Mandalay is Myanmar's second largest city but it doesn't quite fit how the country looks. Here is the British colonial influences most apparent. Moreover, traditional Buddhist culture is also omnipresent. Be sure to see the royal palace. Sights are amazing. If you are more like me, the markets and observing everyday life of the locals will interest you the most. Well, see for yourselves.
Do you like ancient monuments, temples and learn about new cultures? Then there is probably no better place in the world than Myanmar, a country that opened its borders in 2012 to the western world. The Republic of Myanmar (formerly known as Burma) is the youngest country in Southeast Asia. The westernmost country of Indochina is located on the peninsula of India's back along the Bay of Bengal. It borders Bangladesh, India, China, Laos and Thailand. Since 2005, it is its new capital, Neipyijto. Burma is a Buddhist country, with less than 90% of the population reporting this religion. The official currency is the buzz, but some hotels and local travel agencies accept US dollars.

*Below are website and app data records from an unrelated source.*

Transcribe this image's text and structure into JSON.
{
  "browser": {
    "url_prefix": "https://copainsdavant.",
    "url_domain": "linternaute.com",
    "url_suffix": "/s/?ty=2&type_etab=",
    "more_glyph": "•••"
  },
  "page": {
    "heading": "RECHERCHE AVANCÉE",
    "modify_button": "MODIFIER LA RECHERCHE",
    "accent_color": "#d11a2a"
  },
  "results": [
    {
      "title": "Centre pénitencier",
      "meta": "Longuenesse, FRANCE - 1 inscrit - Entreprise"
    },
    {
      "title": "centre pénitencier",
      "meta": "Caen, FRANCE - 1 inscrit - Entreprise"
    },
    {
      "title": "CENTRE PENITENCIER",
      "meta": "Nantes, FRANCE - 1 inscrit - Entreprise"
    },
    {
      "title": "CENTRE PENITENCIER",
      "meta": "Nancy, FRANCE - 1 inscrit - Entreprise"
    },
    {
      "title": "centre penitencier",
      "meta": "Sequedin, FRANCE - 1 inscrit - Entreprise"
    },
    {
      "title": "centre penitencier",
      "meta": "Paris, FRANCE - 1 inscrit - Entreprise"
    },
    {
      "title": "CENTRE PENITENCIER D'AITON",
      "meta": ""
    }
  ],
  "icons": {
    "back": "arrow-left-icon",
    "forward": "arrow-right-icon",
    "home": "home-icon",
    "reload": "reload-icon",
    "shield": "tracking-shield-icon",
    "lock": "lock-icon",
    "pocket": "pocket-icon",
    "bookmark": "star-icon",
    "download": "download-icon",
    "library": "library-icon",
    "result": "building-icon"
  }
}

They call Myanmar the gate between India, China, and southeast Asia. In country's largest city - Yangon - you quickly realize why it is so. There, influences of all cultures of the region meet as well as people - Indians, Chinese, Burmese... Let's quickly see the center and the suburbs of the city.
Burma's second largest city sometimes gives you the feeling as it doesn't fint into the country. To be honest, I loved it more than any other city in the country yet it was unimpressive at first. Let's make a quick look at the city.
One of the most popular place in Myanmar is Inle Lake. There are couple of interesting things about it. First, there are traditional fishermen. But also, there are unique floating gardens, and many villages built on water - on lake, or the river streaming from the lake.
Southeast Asia is booming. Thailand, Vietnam, Malaysia are in some respects much more developed than we here in central Europe. However, should you like to experience the "true", unglobalized Asia then travel to Myanmar, Cambodia or - as we in this short video - to Myanmar, the country you might know as Burma.
While travelling across Burma, we travel to Hsipaw in Shan State in the north of the country. Full moon is about to come. In this time a large celebration takes place in Bawgyo. Many Burmese delicacies are sold during this time, and you can experience also some fair rides and fire works.
Whistling train comes on time. The rails squeak. We looked down into the mouth of the canyon up form the Gokteik viaduct. What should we see first? The view over scarily deep canyon or slow moving of the train? Welcome to the one of the most famous railroad viaducts in the world.
Colonial structures, an English-style tower, railway stop, orchid park, bamboo bushland, the view over a botanical garden, motorbike ride, waterfalls and rainbow and a great melon at the end. This is Pwin U Lwin. A town with a hidden face of fresh Burmese beauty.
Monumental pagodas over 250 years old are glitter under sun shine. Pointy cactuses rise among temples made of red bricks. There are also bushes with red and rose blossoms. You can hear a clapping sound made by shepherd’s clogs.
Let's climb up the second highest mountain of Myanmar. Nice weather means beautiful vista over mountains in India and to Bangladesh. There is a complicated road to the base camp. On the other hand, the climb is easy and takes you up to 3053 meters above sea level.
The last stop in Burma is devoted to recreation on beach and a motorbike trip. A banana shake for breakfast, sea fruits for dinner. Peace, quiet, swashing of the waves during the sunrise and the sunset. Paradise or reality?